Emotions are an integral part of assessing and treating chronic pain. But most people don’t think about that.
There is a strong link between back pain and depression.
People struggling with chronic back pain are likely to get depressed. Those who are depressed have worse pain and a harder time recovering from that pain.
The funny thing is, most people with back pain don’t even realize they’re depressed. They think the reason they’re feeling so hopeless and irritable is their physical pain.
So let’s take a look at how back pain and depression build off each other and make matters worse.
What Is Depression?
Many people think of depression as just a “mental illness.” Yet, this condition can negatively affect the way you act and cause physical problems.
Depression leaves a person feeling constantly sad or blue.
In most cases, it makes someone lose all interest they had in previous hobbies or activities. People with depression slowly become less able to function normally.
The effects of depression can be debilitating. Sufferers can find themselves stuck with serious, chronic back pain, even if there’s no obvious, physical reason for it.
But these feelings of sadness are more than just feeling down for a while. Symptoms of serious depression will occur every day for at least two weeks, and even longer than that.
There are many different symptoms of depression, such as:
- A lasting mood of depression, sadness, and hopelessness
- Changes in appetite and weight
- Changes in sleeping pattern
- Loss of interest in usual hobbies
- Loss of interest in sex
- Feeling guilty or worthless
- Trouble concentrating or remembering
- Thoughts of death or suicide
What Is Chronic Pain?

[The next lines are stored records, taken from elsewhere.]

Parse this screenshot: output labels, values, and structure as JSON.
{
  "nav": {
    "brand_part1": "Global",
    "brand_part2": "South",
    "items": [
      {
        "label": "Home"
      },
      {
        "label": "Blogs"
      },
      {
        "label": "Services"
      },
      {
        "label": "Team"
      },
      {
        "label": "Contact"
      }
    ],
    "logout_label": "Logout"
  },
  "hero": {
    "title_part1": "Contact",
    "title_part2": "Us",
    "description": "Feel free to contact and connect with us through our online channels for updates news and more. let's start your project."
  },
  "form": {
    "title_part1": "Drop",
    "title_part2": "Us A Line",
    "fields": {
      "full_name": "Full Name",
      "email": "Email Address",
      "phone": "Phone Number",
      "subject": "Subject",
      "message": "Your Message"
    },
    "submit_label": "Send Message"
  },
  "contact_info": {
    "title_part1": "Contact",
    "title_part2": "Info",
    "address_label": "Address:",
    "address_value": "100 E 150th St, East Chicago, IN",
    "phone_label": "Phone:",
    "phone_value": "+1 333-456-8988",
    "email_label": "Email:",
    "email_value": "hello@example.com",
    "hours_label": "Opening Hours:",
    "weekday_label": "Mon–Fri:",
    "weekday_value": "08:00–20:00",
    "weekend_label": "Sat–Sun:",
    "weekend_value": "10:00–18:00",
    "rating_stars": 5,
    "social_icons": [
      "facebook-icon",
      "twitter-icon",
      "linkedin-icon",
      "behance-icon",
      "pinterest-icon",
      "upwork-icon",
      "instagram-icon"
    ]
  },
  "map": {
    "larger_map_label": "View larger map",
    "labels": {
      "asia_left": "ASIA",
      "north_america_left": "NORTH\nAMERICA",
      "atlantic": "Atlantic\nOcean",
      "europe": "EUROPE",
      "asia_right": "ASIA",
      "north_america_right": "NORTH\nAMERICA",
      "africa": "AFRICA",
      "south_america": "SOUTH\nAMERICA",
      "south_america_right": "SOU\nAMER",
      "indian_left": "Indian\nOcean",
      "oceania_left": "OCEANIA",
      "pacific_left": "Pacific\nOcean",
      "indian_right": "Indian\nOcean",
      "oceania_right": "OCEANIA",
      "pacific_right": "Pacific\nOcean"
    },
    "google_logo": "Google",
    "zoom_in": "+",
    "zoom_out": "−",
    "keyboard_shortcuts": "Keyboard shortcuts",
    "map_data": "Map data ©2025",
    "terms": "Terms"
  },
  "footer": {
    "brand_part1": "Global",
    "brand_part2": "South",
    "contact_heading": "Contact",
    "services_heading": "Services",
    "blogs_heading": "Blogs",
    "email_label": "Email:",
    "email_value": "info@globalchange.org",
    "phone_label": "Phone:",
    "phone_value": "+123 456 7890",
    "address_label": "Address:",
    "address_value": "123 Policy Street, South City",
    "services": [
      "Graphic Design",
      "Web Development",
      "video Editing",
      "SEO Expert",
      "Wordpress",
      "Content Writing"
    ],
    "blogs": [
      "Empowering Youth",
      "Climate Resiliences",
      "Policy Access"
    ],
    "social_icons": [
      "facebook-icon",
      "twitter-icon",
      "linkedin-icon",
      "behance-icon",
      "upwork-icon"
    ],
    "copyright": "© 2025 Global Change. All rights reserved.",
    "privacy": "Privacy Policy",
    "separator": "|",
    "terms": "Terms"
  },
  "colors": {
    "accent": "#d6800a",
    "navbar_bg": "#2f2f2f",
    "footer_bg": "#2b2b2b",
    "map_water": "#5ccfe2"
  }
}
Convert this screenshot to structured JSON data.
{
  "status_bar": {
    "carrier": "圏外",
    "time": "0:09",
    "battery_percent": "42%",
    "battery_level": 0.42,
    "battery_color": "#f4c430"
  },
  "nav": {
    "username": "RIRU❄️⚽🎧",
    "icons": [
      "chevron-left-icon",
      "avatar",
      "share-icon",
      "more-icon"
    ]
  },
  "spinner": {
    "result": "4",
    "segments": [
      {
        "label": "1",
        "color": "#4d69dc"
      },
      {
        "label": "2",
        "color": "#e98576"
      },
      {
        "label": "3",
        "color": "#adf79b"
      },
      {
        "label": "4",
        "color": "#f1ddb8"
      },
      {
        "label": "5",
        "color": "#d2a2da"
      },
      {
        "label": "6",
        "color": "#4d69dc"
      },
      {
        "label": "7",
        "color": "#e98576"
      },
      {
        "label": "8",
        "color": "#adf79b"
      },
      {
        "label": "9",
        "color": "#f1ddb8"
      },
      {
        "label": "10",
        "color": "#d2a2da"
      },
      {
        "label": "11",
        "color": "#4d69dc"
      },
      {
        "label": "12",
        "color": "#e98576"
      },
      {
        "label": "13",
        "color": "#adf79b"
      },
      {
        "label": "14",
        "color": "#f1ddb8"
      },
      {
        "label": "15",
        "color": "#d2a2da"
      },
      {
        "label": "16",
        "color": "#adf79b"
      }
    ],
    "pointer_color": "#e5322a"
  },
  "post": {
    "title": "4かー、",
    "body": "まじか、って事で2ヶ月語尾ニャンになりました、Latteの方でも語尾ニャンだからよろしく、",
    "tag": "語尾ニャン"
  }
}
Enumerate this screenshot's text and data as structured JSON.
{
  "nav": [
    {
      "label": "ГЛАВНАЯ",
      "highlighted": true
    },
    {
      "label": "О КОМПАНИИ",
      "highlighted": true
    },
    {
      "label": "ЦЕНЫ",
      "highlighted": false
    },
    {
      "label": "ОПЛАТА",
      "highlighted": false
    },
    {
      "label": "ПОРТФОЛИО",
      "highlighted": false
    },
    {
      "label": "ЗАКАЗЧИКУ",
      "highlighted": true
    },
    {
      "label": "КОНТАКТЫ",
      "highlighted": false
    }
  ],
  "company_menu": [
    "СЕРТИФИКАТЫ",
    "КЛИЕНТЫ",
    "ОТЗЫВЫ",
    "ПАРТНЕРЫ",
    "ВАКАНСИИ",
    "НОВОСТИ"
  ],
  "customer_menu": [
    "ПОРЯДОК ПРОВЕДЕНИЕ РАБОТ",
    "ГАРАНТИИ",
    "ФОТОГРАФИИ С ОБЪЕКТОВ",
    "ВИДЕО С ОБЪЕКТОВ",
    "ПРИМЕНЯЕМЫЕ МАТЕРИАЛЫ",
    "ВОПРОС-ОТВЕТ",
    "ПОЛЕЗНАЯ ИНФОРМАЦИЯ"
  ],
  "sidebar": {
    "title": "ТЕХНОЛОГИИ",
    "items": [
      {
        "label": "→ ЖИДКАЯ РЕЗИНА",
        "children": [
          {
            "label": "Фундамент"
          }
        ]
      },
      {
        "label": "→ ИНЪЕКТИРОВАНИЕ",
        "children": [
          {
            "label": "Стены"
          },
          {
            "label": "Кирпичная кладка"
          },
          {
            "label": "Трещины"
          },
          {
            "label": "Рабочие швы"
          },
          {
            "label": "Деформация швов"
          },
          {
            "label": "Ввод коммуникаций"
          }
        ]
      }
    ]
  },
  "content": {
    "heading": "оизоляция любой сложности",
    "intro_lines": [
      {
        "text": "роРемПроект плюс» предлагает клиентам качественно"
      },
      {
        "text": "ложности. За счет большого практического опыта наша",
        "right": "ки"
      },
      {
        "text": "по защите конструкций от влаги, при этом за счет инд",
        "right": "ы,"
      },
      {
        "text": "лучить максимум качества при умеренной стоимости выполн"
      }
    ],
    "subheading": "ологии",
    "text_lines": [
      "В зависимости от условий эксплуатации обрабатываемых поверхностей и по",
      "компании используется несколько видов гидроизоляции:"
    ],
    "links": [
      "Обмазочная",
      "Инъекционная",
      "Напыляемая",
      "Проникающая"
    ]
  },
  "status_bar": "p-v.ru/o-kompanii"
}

Acute pain happens when you get an injury, such as breaking your wrist, and leaves when that injury has healed. Chronic pain, on the other hand, doesn’t go away even after the injury is gone.
Minor cases of chronic pain will last three to six months. Sometimes, chronic pain can last for years without the right treatment.
This constant pain leaves a person feeling physically and mentally frustrated and exhausted.
The Vicious Merry Go Round
Back pain and depression are linked in a circle of sorts.
A person with chronic back pain is likely to develop some measure of depression, and the depression will actually make the pain worse.
Similarly, a person who is already depressed can develop back pain, and that pain can result in deeper depression.
Back Pain Causes Depression
Chronic pain can be a debilitating illness to live with, which brings on depressive symptoms.
For example, back pain may make it difficult to fall asleep at night. This can make a person irritable and exhausted during the day.
A person with back pain will also be unable to get around how they used to. The pain will make them slow and careful, meaning they’re unable to work. This includes both work outside the house and normal household chores like cleaning and cooking.
This forces them to spend a lot of their time indoors away from other people, which makes them isolated.
On top of not being able to partake in enjoyable activities, a person may also feel added financial stress. This usually happens if they are unable to continue working or care for the family.
This frustration can lead to thoughts of failure.
Pain medication can also keep a person in a kind of dull or dazed mind. Added with the pain, this makes it difficult to remember things and think clearly.
How Does That Equal Depression?
Notice how each of these circumstances result in a symptom of depression. Because a person feels these symptoms every day, along with hopelessness and sadness, they often get depressed.
As the pain and depression grow, the person goes through something called physical and mental deconditioning.
Basically, the person feels less and less control over his own life. This makes him feel controlled by the pain, which results in stronger depression.
Depression Causes Back Pain
People who struggle with depression as a result of back pain have what is known as reactive depression. The depression reacts to the physical pain, which can happen in those who have no previous history of depression.
On the other hand, people who have a history of depression are more likely to experience chronic back pain.
Depression actually makes back pain worse and keeps it from going away. Even if there is a way to fix the problem, people with depression are unable to heal.
Depression and Spine Surgery
Depression also affects spine surgery outcomes.
If a person struggling with back pain and depression undergoes spine surgery, they may continue to display symptoms after the procedure. This extends the healing time and makes it harder for the patient to recover.
One of the best things to do for a person battling back pain and depression is to postpone the spine surgery until their depression goes away. This will provide the best surgical results in the future.
Treating Back Pain and Depression
Unfortunately, the diagnosis of depression in relation to back pain is often missed because doctors are usually looking for something physical. But doctors cannot effectively treat chronic back pain if they do not treat the depression as well.
The two require a specialized treatment approach because they come as a package.
Most people who have reactive depression don’t even realize they are depressed. They focus all their energy on their physical pain, thinking they will get out of their “funk” when the physical pain is gone.
If you’ve been struggling with back pain and haven’t seen any results from treatment, you might suffer from some form of depression.
It may not be major depression, but it could be minor to moderate depression. Next time you’re at the doctor, ask them about your mental health instead of just the pain you feel.
If you need help dealing with chronic back pain and depression, check out some of our treatment plans. We’ll get you fixed up.